Recently, one of my clients shared a story about his morning that was very revealing of a dynamic I see far too often in practice. He was heading to work late because of a doctor’s appointment, and freeway traffic was considerably lighter than during his typical rush hour commute. He made it to work in less than half his usual time.
As I was about to comment on how nice that must have been for him, he added an addendum. He pointed out that despite the fact that traffic was flowing freely, the traffic meter on the onramp was still merging cars onto the freeway one agonizing vehicle at a time. When I asked him why that detail came to mind, he replied, “Well, how stupid is it that the signal was still on even though there was no traffic at that hour?” Not surprisingly, his day had gone downhill from there.
Just as from the philosophically revealing question that asks if a glass is half-full or half-empty, a psychologist can tell a lot about a person based on whether he or she focuses on the half-hour of wide-open freeway… or the 60 seconds of waiting at the onramp. More and more, we are learning that for those who constantly see the negative sides of things, life is considerably harder than for those who embrace positivity.
Dr. Martin Seligman, former head of the American Psychological Association, once noted that, “Human beings are naturally biased toward remembering the negative, attending to the negative, and expecting the worst.” That said, he also noted that the subjective experiences people tend to value most highly are centered on the following: well-being, contentment, and satisfaction (in the past); hope and optimism (for the future); and flow of happiness (in the present). Generally speaking, we tend to be negative, but we want to be positive.
There are seemingly limitless ways to achieve greater positivity. Some examples include engaging in gratitude exercises, journaling about our most desirable qualities, performing daily acts of kindness, and setting and achieving goals; an online search for “positivity exercises” will reveal countless more.

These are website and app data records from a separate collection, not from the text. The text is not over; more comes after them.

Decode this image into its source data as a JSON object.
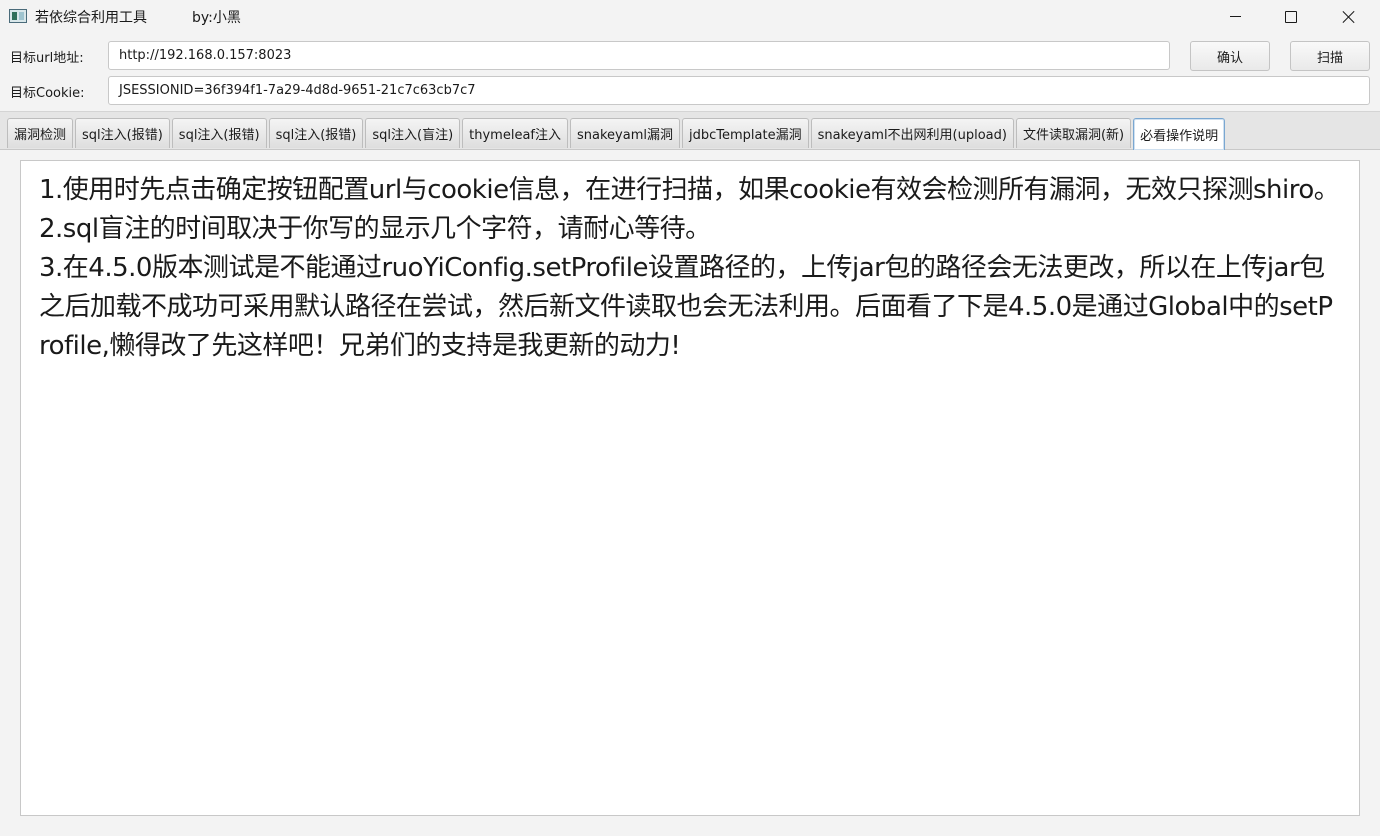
{
  "window": {
    "title": "若依综合利用工具",
    "author": "by:小黑"
  },
  "form": {
    "url_label": "目标url地址:",
    "url_value": "http://192.168.0.157:8023",
    "cookie_label": "目标Cookie:",
    "cookie_value": "JSESSIONID=36f394f1-7a29-4d8d-9651-21c7c63cb7c7",
    "confirm_label": "确认",
    "scan_label": "扫描"
  },
  "tabs": [
    {
      "label": "漏洞检测"
    },
    {
      "label": "sql注入(报错)"
    },
    {
      "label": "sql注入(报错)"
    },
    {
      "label": "sql注入(报错)"
    },
    {
      "label": "sql注入(盲注)"
    },
    {
      "label": "thymeleaf注入"
    },
    {
      "label": "snakeyaml漏洞"
    },
    {
      "label": "jdbcTemplate漏洞"
    },
    {
      "label": "snakeyaml不出网利用(upload)"
    },
    {
      "label": "文件读取漏洞(新)"
    },
    {
      "label": "必看操作说明",
      "active": true
    }
  ],
  "content": {
    "lines": [
      "1.使用时先点击确定按钮配置url与cookie信息，在进行扫描，如果cookie有效会检测所有漏洞，无效只探测shiro。",
      "2.sql盲注的时间取决于你写的显示几个字符，请耐心等待。",
      "3.在4.5.0版本测试是不能通过ruoYiConfig.setProfile设置路径的，上传jar包的路径会无法更改，所以在上传jar包之后加载不成功可采用默认路径在尝试，然后新文件读取也会无法利用。后面看了下是4.5.0是通过Global中的setProfile,懒得改了先这样吧！兄弟们的支持是我更新的动力!"
    ]
  }
}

Repeatedly, however, experience leads me to one core truth: it almost doesn’t matter which positivity exercise a person chooses, because positivity increases when we focuson positive things. The real power of the exercise isn’t in the specifics of the exercise but rather in the attenuation of our minds onto positivity itself.
Another critical aspect of positivity is that it grows exponentially. In much the same way that exercise not only burns calories as you are working out but also increases our resting metabolism so that we burn more calories even while doing nothing, so, too, does working on our positivity inspire an increase in the way we feel even when we may not be focused specifically on positivity itself.
I encourage all my clients to experience this dynamic for themselves. I invariably find that if they spend some time each day focusing on the positive things of life, the emotional state that this focus creates inspires them to greater achievements in both their therapeutic processes and in their lives in general. If I were to suggest one change that has the potential to impact the most lives in the most profound way, it would be this: Improve positivity!
Lance Miller, Psy.D., Ryokan Alum
-with John C. Thomas, M.A., Ryokan Alum